The ever-important appraisal periods are upon us! Performance appraisals can leave you in a state of urgency: after hearing your manager’s feedback, you might start thinking about all the ways you can react, improve, or change moving forward. However, all this might be too overwhelming after all the information you have to process and the decisions you’ll have to make. Here’s an easy way to help guide your post-appraisal decision making process, from one employee to another!
1. What to do next
If you're unhappy with the results of your review or how it played out, ask for a meeting within a week of the date on your final written appraisal to discuss what happened. and how to better aid you reach your company goals. Different companies have different processes; if there’s an opportunity for you to get some feedback from your manager, take it. However, if there’s a process that goes on before you can talk about it, take the time to prepare your questions in advance. In either case, the advice you could get would be invaluable for you moving forward.
2. Get feedback on how the meeting went
If you feel like you either had a good review or there were no problems with it, but you still want to make sure that your manager agrees with your assessment of the situation, ask if they would be willing to give some feedback on how things went during the appraisal process and what they thought of how it turned out. This will give you a chance to discuss strengths and weaknesses as well as figure out ways to improve next year's review so that everyone involved can benefit from it. This feedback might also include tips on how to handle similar situations in the future.

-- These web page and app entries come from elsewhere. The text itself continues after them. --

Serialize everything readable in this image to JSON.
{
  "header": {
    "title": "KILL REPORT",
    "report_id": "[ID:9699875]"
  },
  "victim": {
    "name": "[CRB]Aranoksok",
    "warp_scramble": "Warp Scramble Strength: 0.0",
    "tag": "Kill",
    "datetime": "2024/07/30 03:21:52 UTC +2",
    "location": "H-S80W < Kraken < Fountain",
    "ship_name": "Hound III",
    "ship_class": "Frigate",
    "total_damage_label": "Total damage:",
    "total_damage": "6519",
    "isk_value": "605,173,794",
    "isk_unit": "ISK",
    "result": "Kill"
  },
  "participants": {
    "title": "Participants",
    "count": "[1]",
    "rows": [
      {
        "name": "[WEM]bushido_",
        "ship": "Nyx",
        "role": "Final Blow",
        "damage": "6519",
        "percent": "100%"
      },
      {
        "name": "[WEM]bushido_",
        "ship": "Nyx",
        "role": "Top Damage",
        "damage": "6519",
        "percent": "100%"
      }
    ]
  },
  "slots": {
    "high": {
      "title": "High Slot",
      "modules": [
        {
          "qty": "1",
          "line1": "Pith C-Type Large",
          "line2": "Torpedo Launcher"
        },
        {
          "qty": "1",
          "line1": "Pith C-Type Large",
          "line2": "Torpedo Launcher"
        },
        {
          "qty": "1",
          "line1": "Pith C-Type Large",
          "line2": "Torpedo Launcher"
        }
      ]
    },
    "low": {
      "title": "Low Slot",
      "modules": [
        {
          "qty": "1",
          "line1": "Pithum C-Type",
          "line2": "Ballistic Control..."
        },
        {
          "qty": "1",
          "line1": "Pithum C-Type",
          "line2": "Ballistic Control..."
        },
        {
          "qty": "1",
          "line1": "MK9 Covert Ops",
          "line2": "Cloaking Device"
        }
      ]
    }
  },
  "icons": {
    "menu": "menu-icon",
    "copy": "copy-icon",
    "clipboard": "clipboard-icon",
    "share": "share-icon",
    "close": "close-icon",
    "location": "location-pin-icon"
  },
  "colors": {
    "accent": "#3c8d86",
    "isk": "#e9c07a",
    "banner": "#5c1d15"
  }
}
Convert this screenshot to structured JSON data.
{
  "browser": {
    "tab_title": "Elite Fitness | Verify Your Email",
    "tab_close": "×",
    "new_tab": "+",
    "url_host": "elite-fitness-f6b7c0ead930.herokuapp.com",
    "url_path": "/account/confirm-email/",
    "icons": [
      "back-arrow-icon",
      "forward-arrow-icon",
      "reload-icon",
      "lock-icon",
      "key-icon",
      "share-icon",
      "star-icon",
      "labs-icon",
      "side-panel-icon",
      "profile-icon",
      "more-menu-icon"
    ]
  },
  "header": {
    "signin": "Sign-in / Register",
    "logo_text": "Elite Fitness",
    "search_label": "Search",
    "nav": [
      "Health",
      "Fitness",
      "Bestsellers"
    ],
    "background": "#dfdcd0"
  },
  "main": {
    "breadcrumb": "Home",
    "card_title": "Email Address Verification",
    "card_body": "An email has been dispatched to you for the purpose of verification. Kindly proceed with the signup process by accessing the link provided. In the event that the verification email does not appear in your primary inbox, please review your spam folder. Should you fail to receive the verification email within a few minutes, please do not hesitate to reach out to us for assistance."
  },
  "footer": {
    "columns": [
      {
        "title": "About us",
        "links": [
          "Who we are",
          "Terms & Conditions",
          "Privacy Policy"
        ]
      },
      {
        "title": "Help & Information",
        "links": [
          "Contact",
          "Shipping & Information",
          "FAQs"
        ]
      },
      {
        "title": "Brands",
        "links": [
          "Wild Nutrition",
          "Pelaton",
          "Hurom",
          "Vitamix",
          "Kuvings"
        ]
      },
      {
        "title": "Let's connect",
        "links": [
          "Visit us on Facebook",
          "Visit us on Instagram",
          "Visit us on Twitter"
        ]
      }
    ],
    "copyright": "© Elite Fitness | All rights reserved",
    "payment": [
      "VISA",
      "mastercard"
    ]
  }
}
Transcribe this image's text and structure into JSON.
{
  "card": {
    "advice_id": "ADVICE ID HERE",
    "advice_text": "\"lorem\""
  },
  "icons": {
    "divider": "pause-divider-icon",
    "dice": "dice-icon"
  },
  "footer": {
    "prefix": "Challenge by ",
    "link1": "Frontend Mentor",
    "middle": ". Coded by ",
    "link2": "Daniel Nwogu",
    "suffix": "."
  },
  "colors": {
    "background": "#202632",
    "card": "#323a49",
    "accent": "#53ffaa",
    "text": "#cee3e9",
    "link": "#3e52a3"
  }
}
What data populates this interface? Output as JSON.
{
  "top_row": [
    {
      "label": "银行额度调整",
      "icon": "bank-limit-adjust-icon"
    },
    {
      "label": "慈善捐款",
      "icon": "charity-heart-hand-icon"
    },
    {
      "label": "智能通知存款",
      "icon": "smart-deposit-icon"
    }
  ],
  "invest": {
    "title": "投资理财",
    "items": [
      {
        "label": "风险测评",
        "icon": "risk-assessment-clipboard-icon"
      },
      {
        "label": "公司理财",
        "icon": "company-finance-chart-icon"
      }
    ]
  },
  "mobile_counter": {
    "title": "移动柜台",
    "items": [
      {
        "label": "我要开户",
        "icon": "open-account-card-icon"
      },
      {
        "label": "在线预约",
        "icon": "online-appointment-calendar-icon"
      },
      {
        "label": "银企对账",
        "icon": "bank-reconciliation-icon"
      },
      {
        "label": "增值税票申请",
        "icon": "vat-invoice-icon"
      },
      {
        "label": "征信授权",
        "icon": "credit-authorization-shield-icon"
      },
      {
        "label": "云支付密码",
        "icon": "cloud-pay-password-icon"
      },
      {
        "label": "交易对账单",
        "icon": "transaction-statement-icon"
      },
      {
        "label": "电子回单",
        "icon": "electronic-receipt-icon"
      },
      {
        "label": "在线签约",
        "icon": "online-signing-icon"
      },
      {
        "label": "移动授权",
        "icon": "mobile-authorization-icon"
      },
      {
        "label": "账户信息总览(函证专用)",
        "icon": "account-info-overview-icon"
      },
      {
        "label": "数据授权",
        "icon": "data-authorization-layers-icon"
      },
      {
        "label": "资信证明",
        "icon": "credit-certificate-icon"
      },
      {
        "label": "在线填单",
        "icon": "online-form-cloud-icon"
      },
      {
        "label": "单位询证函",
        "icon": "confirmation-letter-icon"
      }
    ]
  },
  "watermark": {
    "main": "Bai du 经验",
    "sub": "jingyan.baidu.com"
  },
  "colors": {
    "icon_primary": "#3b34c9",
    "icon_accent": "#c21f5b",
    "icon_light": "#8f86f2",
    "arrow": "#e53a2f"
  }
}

3. Discuss your weaknesses and strengths with your boss
If you feel that negative comments were made during the performance appraisal which aren’t true, or feedback that doesn’t feel actionable (e.g.. Perceived over-assertiveness), then this is a good opportunity to discuss these issues honestly with your manager for their input on how to proceed. It will also be helpful to find out whether there are ways in which you've been successful; this will help take some of the pressure off yourself as well as make the overall conversation more productive. Taking self-appraisals, similar to ones on Performance+, are good opportunities for you to reassess your own standing, based on your managers’ own metrics, to see if you truly have been maximizing yourself. You could also take the initiative and ask about any learning or development resources that your manager might have.
4. Create an action plan for improvement based on your discussion with your boss
In general, creating an action plan influenced from your performance appraisals or reviews is best because this will ensure that everyone involved understands what needs to happen. Even if there were no problems during your performance review, it's still important to ask managers or mentors for actionable feedback on how to improve and reach your own personal and professional goals. To get the maximum benefit from this meeting, prepare a list of questions ahead of time so that you can be sure not to forget anything when there are issues which concern you most.
The action plan might include new ways for you to communicate your goals or ideas, specific projects that need to be done over the next few months, or even recommendations on who else should receive feedback about their work. You could even ask your boss to assign learning courses to you based on the needs that were collected from this meeting; take full advantage of this if it happens. Learning opportunities are some of the best resources a workplace can provide for you.
Ultimately, however, you must decide who will do what and when it needs to be completed to resolve any issues identified during the performance review. Even if you don't think that anything was wrong with your appraisal, having a plan will make sure that you can identify problems before they become full-blown issues and handle them as quickly as possible to prevent negativity from spreading throughout the company.
5. Exhale, and congratulate yourself!
No matter what happens, pat yourself on the back! You’ve gotten through the appraisal process, and now you have a plan moving forward. Now take a breath, take some time to relax, and get to improving!